Task to complete:
Write out the records below exactly as they appear, skipping each picture.
===============
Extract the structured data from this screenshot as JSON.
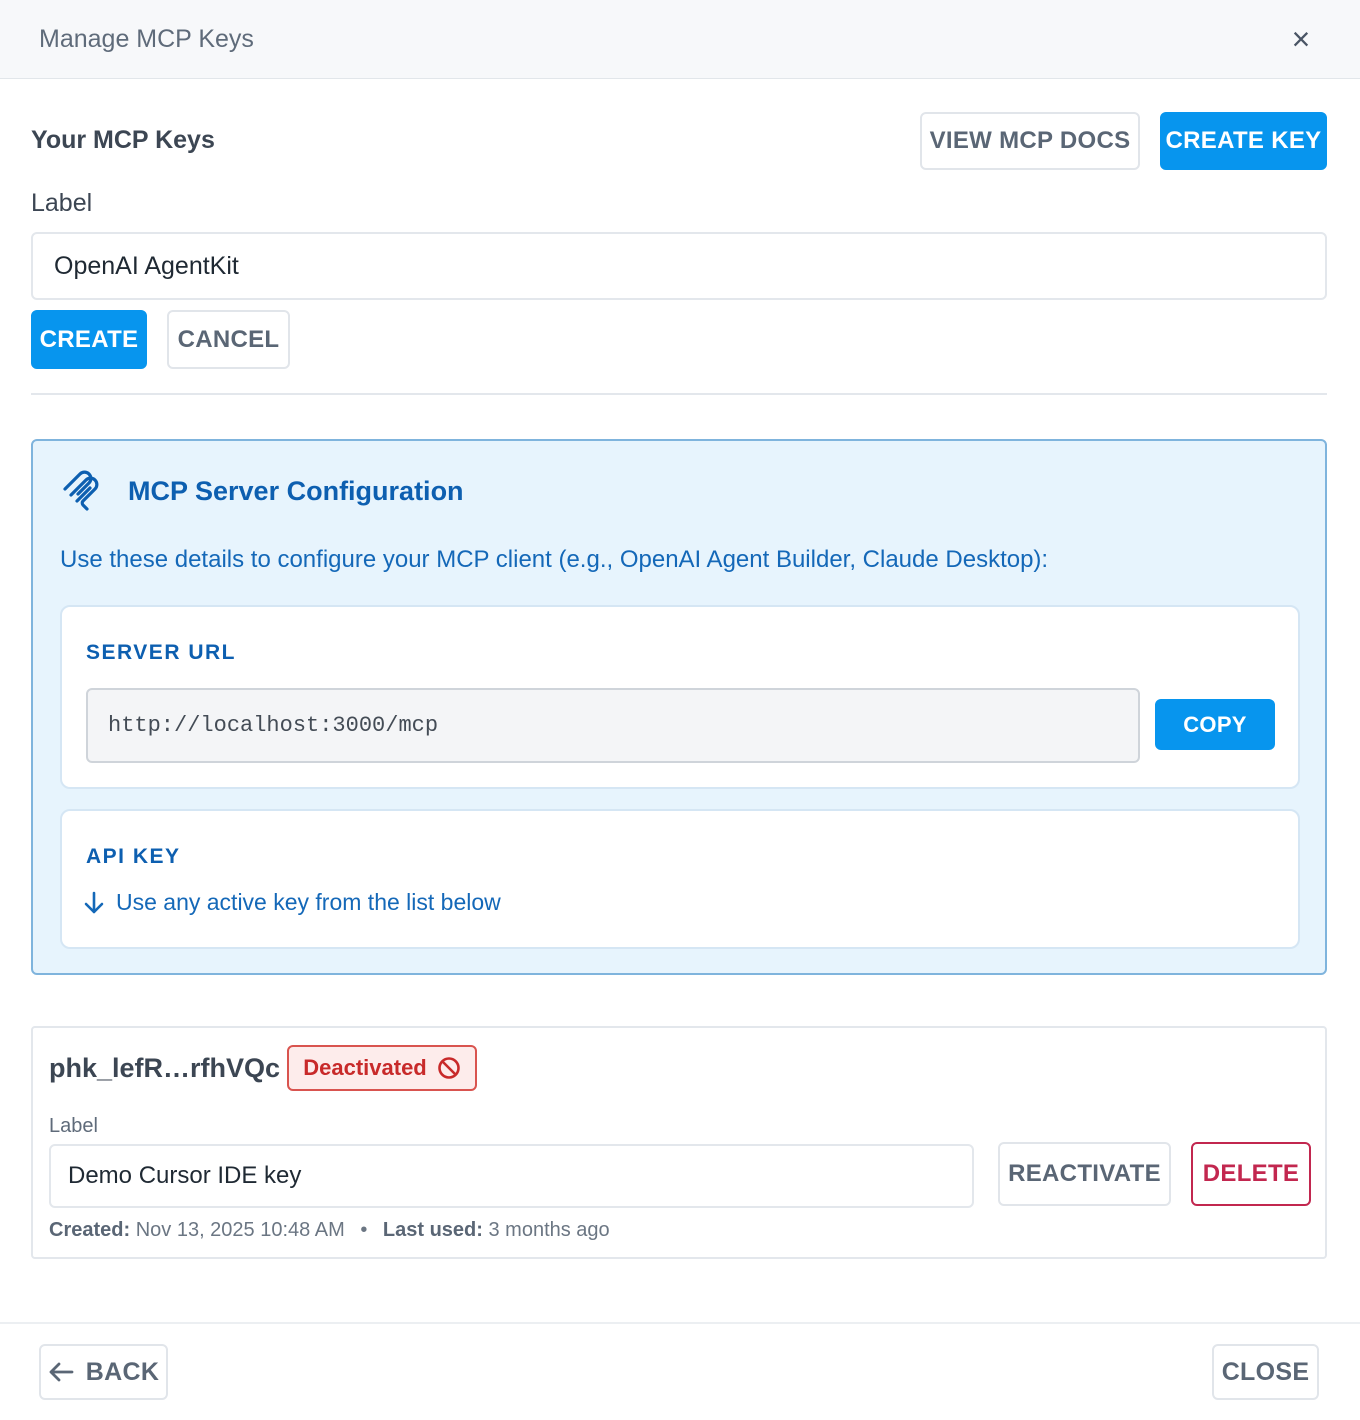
{
  "modal": {
    "title": "Manage MCP Keys",
    "close_icon": "close-icon"
  },
  "keys_section": {
    "title": "Your MCP Keys",
    "view_docs_label": "VIEW MCP DOCS",
    "create_key_label": "CREATE KEY"
  },
  "new_key_form": {
    "label": "Label",
    "value": "OpenAI AgentKit",
    "create_label": "CREATE",
    "cancel_label": "CANCEL"
  },
  "config": {
    "icon": "mcp-logo-icon",
    "title": "MCP Server Configuration",
    "description": "Use these details to configure your MCP client (e.g., OpenAI Agent Builder, Claude Desktop):",
    "server_url_label": "SERVER URL",
    "server_url": "http://localhost:3000/mcp",
    "copy_label": "COPY",
    "api_key_label": "API KEY",
    "api_key_hint": "Use any active key from the list below",
    "api_key_hint_icon": "arrow-down-icon"
  },
  "keys": [
    {
      "id": "phk_lefR…rfhVQc",
      "status": "Deactivated",
      "status_icon": "prohibited-icon",
      "label_caption": "Label",
      "label_value": "Demo Cursor IDE key",
      "reactivate_label": "REACTIVATE",
      "delete_label": "DELETE",
      "created_caption": "Created:",
      "created_value": "Nov 13, 2025 10:48 AM",
      "separator": "•",
      "last_used_caption": "Last used:",
      "last_used_value": "3 months ago"
    }
  ],
  "footer": {
    "back_label": "BACK",
    "back_icon": "arrow-left-icon",
    "close_label": "CLOSE"
  },
  "colors": {
    "primary": "#0795ee",
    "config_bg": "#e7f4fd",
    "config_text": "#0d5fb0",
    "danger": "#c2274f",
    "deactivated": "#c82a2a"
  }
}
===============
Task result:
Extract the structured data from this screenshot as JSON.
{
  "modal": {
    "title": "Manage MCP Keys",
    "close_icon": "close-icon"
  },
  "keys_section": {
    "title": "Your MCP Keys",
    "view_docs_label": "VIEW MCP DOCS",
    "create_key_label": "CREATE KEY"
  },
  "new_key_form": {
    "label": "Label",
    "value": "OpenAI AgentKit",
    "create_label": "CREATE",
    "cancel_label": "CANCEL"
  },
  "config": {
    "icon": "mcp-logo-icon",
    "title": "MCP Server Configuration",
    "description": "Use these details to configure your MCP client (e.g., OpenAI Agent Builder, Claude Desktop):",
    "server_url_label": "SERVER URL",
    "server_url": "http://localhost:3000/mcp",
    "copy_label": "COPY",
    "api_key_label": "API KEY",
    "api_key_hint": "Use any active key from the list below",
    "api_key_hint_icon": "arrow-down-icon"
  },
  "keys": [
    {
      "id": "phk_lefR…rfhVQc",
      "status": "Deactivated",
      "status_icon": "prohibited-icon",
      "label_caption": "Label",
      "label_value": "Demo Cursor IDE key",
      "reactivate_label": "REACTIVATE",
      "delete_label": "DELETE",
      "created_caption": "Created:",
      "created_value": "Nov 13, 2025 10:48 AM",
      "separator": "•",
      "last_used_caption": "Last used:",
      "last_used_value": "3 months ago"
    }
  ],
  "footer": {
    "back_label": "BACK",
    "back_icon": "arrow-left-icon",
    "close_label": "CLOSE"
  },
  "colors": {
    "primary": "#0795ee",
    "config_bg": "#e7f4fd",
    "config_text": "#0d5fb0",
    "danger": "#c2274f",
    "deactivated": "#c82a2a"
  }
}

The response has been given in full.